__Problem requirements__
Leave out the pictures and copy each record below exactly.

Segment Start: Data provided

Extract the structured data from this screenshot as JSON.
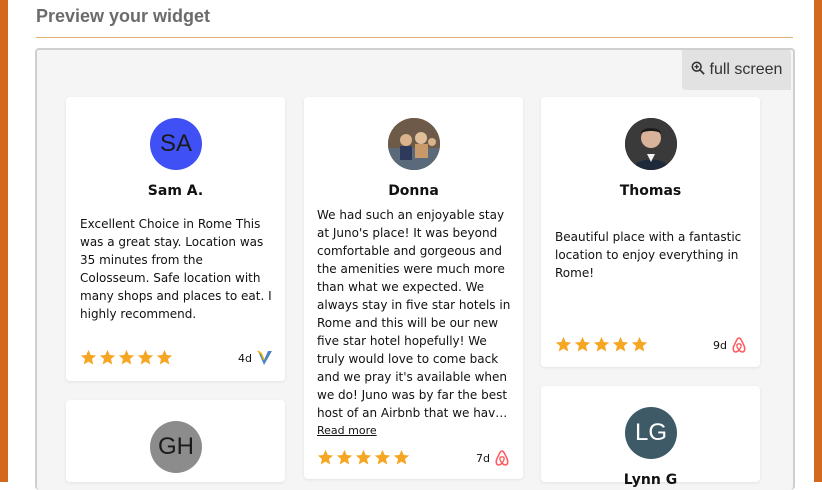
{
  "header": {
    "title": "Preview your widget"
  },
  "toolbar": {
    "fullscreen_label": "full screen",
    "fullscreen_icon": "zoom-in-icon"
  },
  "colors": {
    "star": "#f5a623",
    "airbnb": "#ff5a5f",
    "frame": "#d2691e"
  },
  "reviews": [
    {
      "initials": "SA",
      "name": "Sam A.",
      "avatar_color": "#3f51f5",
      "text": "Excellent Choice in Rome This was a great stay. Location was 35 minutes from the Colosseum. Safe location with many shops and places to eat. I highly recommend.",
      "rating": 5,
      "age": "4d",
      "source_icon": "vrbo-icon"
    },
    {
      "initials": "",
      "name": "Donna",
      "avatar_color": "#8a6f5a",
      "text": "We had such an enjoyable stay at Juno's place! It was beyond comfortable and gorgeous and the amenities were much more than what we expected. We always stay in five star hotels in Rome and this will be our new five star hotel hopefully! We truly would love to come back and we pray it's available when we do! Juno was by far the best host of an Airbnb that we hav…",
      "read_more": "Read more",
      "rating": 5,
      "age": "7d",
      "source_icon": "airbnb-icon"
    },
    {
      "initials": "",
      "name": "Thomas",
      "avatar_color": "#2b2b2b",
      "text": "Beautiful place with a fantastic location to enjoy everything in Rome!",
      "rating": 5,
      "age": "9d",
      "source_icon": "airbnb-icon"
    },
    {
      "initials": "GH",
      "name": "",
      "avatar_color": "#8c8c8c"
    },
    {
      "initials": "LG",
      "name": "Lynn G",
      "avatar_color": "#3d5a66"
    }
  ]
}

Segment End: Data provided

__Task answer__
Extract the structured data from this screenshot as JSON.
{
  "header": {
    "title": "Preview your widget"
  },
  "toolbar": {
    "fullscreen_label": "full screen",
    "fullscreen_icon": "zoom-in-icon"
  },
  "colors": {
    "star": "#f5a623",
    "airbnb": "#ff5a5f",
    "frame": "#d2691e"
  },
  "reviews": [
    {
      "initials": "SA",
      "name": "Sam A.",
      "avatar_color": "#3f51f5",
      "text": "Excellent Choice in Rome This was a great stay. Location was 35 minutes from the Colosseum. Safe location with many shops and places to eat. I highly recommend.",
      "rating": 5,
      "age": "4d",
      "source_icon": "vrbo-icon"
    },
    {
      "initials": "",
      "name": "Donna",
      "avatar_color": "#8a6f5a",
      "text": "We had such an enjoyable stay at Juno's place! It was beyond comfortable and gorgeous and the amenities were much more than what we expected. We always stay in five star hotels in Rome and this will be our new five star hotel hopefully! We truly would love to come back and we pray it's available when we do! Juno was by far the best host of an Airbnb that we hav…",
      "read_more": "Read more",
      "rating": 5,
      "age": "7d",
      "source_icon": "airbnb-icon"
    },
    {
      "initials": "",
      "name": "Thomas",
      "avatar_color": "#2b2b2b",
      "text": "Beautiful place with a fantastic location to enjoy everything in Rome!",
      "rating": 5,
      "age": "9d",
      "source_icon": "airbnb-icon"
    },
    {
      "initials": "GH",
      "name": "",
      "avatar_color": "#8c8c8c"
    },
    {
      "initials": "LG",
      "name": "Lynn G",
      "avatar_color": "#3d5a66"
    }
  ]
}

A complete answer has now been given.